(Work required): Reprint every entry, character for character.
- - -
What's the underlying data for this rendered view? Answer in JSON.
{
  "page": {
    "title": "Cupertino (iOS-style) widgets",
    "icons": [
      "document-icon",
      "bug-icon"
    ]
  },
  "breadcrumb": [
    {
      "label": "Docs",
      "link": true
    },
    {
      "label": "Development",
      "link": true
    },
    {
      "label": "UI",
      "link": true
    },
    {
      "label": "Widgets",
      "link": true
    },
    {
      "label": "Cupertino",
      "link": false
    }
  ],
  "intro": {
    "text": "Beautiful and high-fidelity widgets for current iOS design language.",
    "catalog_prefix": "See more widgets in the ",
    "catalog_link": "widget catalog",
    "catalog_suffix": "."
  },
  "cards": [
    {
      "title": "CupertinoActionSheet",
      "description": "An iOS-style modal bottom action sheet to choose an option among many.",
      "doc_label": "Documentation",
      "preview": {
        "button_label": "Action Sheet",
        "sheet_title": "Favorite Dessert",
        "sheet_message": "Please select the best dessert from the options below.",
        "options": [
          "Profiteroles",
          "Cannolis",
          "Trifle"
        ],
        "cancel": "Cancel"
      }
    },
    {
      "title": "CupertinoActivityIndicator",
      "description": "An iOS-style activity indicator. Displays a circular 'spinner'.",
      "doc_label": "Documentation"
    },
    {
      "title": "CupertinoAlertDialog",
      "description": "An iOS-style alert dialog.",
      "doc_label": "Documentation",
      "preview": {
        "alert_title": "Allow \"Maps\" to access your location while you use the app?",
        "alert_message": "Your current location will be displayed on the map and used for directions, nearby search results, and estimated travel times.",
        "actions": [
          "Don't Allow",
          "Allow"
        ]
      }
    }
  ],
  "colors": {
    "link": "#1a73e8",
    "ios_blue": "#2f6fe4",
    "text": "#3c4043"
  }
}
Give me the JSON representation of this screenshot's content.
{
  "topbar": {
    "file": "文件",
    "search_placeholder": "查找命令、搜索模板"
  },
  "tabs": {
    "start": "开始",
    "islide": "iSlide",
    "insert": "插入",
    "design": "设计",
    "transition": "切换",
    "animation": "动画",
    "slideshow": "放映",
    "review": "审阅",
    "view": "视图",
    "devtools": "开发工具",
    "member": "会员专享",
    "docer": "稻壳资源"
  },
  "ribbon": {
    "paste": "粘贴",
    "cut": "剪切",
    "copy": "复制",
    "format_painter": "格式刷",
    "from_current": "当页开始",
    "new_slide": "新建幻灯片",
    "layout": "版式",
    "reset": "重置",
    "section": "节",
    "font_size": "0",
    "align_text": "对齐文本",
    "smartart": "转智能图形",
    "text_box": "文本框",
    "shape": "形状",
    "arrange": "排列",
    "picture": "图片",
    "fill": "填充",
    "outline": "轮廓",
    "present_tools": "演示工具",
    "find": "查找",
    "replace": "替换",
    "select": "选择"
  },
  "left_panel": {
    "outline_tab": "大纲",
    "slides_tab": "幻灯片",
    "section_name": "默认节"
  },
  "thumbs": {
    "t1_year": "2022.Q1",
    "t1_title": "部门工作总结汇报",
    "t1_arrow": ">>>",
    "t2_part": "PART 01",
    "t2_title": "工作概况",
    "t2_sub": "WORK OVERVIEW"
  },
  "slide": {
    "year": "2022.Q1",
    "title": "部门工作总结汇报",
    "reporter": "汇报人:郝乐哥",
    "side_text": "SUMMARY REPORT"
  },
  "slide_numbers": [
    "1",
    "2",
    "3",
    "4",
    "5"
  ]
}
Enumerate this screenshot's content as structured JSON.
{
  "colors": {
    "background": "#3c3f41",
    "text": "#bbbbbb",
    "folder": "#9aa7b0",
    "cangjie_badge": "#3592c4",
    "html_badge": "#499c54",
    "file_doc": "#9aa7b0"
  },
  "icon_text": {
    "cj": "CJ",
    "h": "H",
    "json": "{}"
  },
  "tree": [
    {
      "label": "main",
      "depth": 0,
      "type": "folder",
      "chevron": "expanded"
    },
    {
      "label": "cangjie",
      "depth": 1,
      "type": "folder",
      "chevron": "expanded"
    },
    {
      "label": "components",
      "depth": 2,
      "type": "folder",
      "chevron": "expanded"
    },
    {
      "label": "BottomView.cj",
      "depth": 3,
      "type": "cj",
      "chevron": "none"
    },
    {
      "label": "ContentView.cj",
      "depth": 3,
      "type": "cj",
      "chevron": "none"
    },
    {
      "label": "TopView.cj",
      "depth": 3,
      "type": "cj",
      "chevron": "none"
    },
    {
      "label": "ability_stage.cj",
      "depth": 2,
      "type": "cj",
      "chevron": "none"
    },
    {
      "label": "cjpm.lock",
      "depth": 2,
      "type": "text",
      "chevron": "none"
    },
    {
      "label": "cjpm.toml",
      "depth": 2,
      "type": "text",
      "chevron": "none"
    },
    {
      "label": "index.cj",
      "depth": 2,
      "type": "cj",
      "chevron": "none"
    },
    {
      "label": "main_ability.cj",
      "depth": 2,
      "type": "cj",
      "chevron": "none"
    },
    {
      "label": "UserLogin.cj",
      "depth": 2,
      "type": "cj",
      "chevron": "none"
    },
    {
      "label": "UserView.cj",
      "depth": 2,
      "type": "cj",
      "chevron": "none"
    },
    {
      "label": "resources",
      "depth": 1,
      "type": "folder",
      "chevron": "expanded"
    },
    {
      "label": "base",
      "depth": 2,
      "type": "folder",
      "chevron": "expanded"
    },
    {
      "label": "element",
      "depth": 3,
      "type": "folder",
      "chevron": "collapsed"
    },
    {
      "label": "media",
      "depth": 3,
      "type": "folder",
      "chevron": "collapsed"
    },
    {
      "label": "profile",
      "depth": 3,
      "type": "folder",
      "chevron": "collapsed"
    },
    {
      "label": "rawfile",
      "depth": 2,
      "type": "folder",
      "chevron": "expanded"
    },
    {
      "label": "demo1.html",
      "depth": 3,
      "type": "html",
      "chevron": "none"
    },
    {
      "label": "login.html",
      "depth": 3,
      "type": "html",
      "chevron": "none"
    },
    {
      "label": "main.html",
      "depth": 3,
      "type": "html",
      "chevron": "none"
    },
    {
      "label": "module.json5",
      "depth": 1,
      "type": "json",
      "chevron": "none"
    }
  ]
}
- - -
(Exercise output):
What's the underlying data for this rendered view? Answer in JSON.
{
  "page": {
    "title": "Cupertino (iOS-style) widgets",
    "icons": [
      "document-icon",
      "bug-icon"
    ]
  },
  "breadcrumb": [
    {
      "label": "Docs",
      "link": true
    },
    {
      "label": "Development",
      "link": true
    },
    {
      "label": "UI",
      "link": true
    },
    {
      "label": "Widgets",
      "link": true
    },
    {
      "label": "Cupertino",
      "link": false
    }
  ],
  "intro": {
    "text": "Beautiful and high-fidelity widgets for current iOS design language.",
    "catalog_prefix": "See more widgets in the ",
    "catalog_link": "widget catalog",
    "catalog_suffix": "."
  },
  "cards": [
    {
      "title": "CupertinoActionSheet",
      "description": "An iOS-style modal bottom action sheet to choose an option among many.",
      "doc_label": "Documentation",
      "preview": {
        "button_label": "Action Sheet",
        "sheet_title": "Favorite Dessert",
        "sheet_message": "Please select the best dessert from the options below.",
        "options": [
          "Profiteroles",
          "Cannolis",
          "Trifle"
        ],
        "cancel": "Cancel"
      }
    },
    {
      "title": "CupertinoActivityIndicator",
      "description": "An iOS-style activity indicator. Displays a circular 'spinner'.",
      "doc_label": "Documentation"
    },
    {
      "title": "CupertinoAlertDialog",
      "description": "An iOS-style alert dialog.",
      "doc_label": "Documentation",
      "preview": {
        "alert_title": "Allow \"Maps\" to access your location while you use the app?",
        "alert_message": "Your current location will be displayed on the map and used for directions, nearby search results, and estimated travel times.",
        "actions": [
          "Don't Allow",
          "Allow"
        ]
      }
    }
  ],
  "colors": {
    "link": "#1a73e8",
    "ios_blue": "#2f6fe4",
    "text": "#3c4043"
  }
}
Give me the JSON representation of this screenshot's content.
{
  "topbar": {
    "file": "文件",
    "search_placeholder": "查找命令、搜索模板"
  },
  "tabs": {
    "start": "开始",
    "islide": "iSlide",
    "insert": "插入",
    "design": "设计",
    "transition": "切换",
    "animation": "动画",
    "slideshow": "放映",
    "review": "审阅",
    "view": "视图",
    "devtools": "开发工具",
    "member": "会员专享",
    "docer": "稻壳资源"
  },
  "ribbon": {
    "paste": "粘贴",
    "cut": "剪切",
    "copy": "复制",
    "format_painter": "格式刷",
    "from_current": "当页开始",
    "new_slide": "新建幻灯片",
    "layout": "版式",
    "reset": "重置",
    "section": "节",
    "font_size": "0",
    "align_text": "对齐文本",
    "smartart": "转智能图形",
    "text_box": "文本框",
    "shape": "形状",
    "arrange": "排列",
    "picture": "图片",
    "fill": "填充",
    "outline": "轮廓",
    "present_tools": "演示工具",
    "find": "查找",
    "replace": "替换",
    "select": "选择"
  },
  "left_panel": {
    "outline_tab": "大纲",
    "slides_tab": "幻灯片",
    "section_name": "默认节"
  },
  "thumbs": {
    "t1_year": "2022.Q1",
    "t1_title": "部门工作总结汇报",
    "t1_arrow": ">>>",
    "t2_part": "PART 01",
    "t2_title": "工作概况",
    "t2_sub": "WORK OVERVIEW"
  },
  "slide": {
    "year": "2022.Q1",
    "title": "部门工作总结汇报",
    "reporter": "汇报人:郝乐哥",
    "side_text": "SUMMARY REPORT"
  },
  "slide_numbers": [
    "1",
    "2",
    "3",
    "4",
    "5"
  ]
}
Enumerate this screenshot's content as structured JSON.
{
  "colors": {
    "background": "#3c3f41",
    "text": "#bbbbbb",
    "folder": "#9aa7b0",
    "cangjie_badge": "#3592c4",
    "html_badge": "#499c54",
    "file_doc": "#9aa7b0"
  },
  "icon_text": {
    "cj": "CJ",
    "h": "H",
    "json": "{}"
  },
  "tree": [
    {
      "label": "main",
      "depth": 0,
      "type": "folder",
      "chevron": "expanded"
    },
    {
      "label": "cangjie",
      "depth": 1,
      "type": "folder",
      "chevron": "expanded"
    },
    {
      "label": "components",
      "depth": 2,
      "type": "folder",
      "chevron": "expanded"
    },
    {
      "label": "BottomView.cj",
      "depth": 3,
      "type": "cj",
      "chevron": "none"
    },
    {
      "label": "ContentView.cj",
      "depth": 3,
      "type": "cj",
      "chevron": "none"
    },
    {
      "label": "TopView.cj",
      "depth": 3,
      "type": "cj",
      "chevron": "none"
    },
    {
      "label": "ability_stage.cj",
      "depth": 2,
      "type": "cj",
      "chevron": "none"
    },
    {
      "label": "cjpm.lock",
      "depth": 2,
      "type": "text",
      "chevron": "none"
    },
    {
      "label": "cjpm.toml",
      "depth": 2,
      "type": "text",
      "chevron": "none"
    },
    {
      "label": "index.cj",
      "depth": 2,
      "type": "cj",
      "chevron": "none"
    },
    {
      "label": "main_ability.cj",
      "depth": 2,
      "type": "cj",
      "chevron": "none"
    },
    {
      "label": "UserLogin.cj",
      "depth": 2,
      "type": "cj",
      "chevron": "none"
    },
    {
      "label": "UserView.cj",
      "depth": 2,
      "type": "cj",
      "chevron": "none"
    },
    {
      "label": "resources",
      "depth": 1,
      "type": "folder",
      "chevron": "expanded"
    },
    {
      "label": "base",
      "depth": 2,
      "type": "folder",
      "chevron": "expanded"
    },
    {
      "label": "element",
      "depth": 3,
      "type": "folder",
      "chevron": "collapsed"
    },
    {
      "label": "media",
      "depth": 3,
      "type": "folder",
      "chevron": "collapsed"
    },
    {
      "label": "profile",
      "depth": 3,
      "type": "folder",
      "chevron": "collapsed"
    },
    {
      "label": "rawfile",
      "depth": 2,
      "type": "folder",
      "chevron": "expanded"
    },
    {
      "label": "demo1.html",
      "depth": 3,
      "type": "html",
      "chevron": "none"
    },
    {
      "label": "login.html",
      "depth": 3,
      "type": "html",
      "chevron": "none"
    },
    {
      "label": "main.html",
      "depth": 3,
      "type": "html",
      "chevron": "none"
    },
    {
      "label": "module.json5",
      "depth": 1,
      "type": "json",
      "chevron": "none"
    }
  ]
}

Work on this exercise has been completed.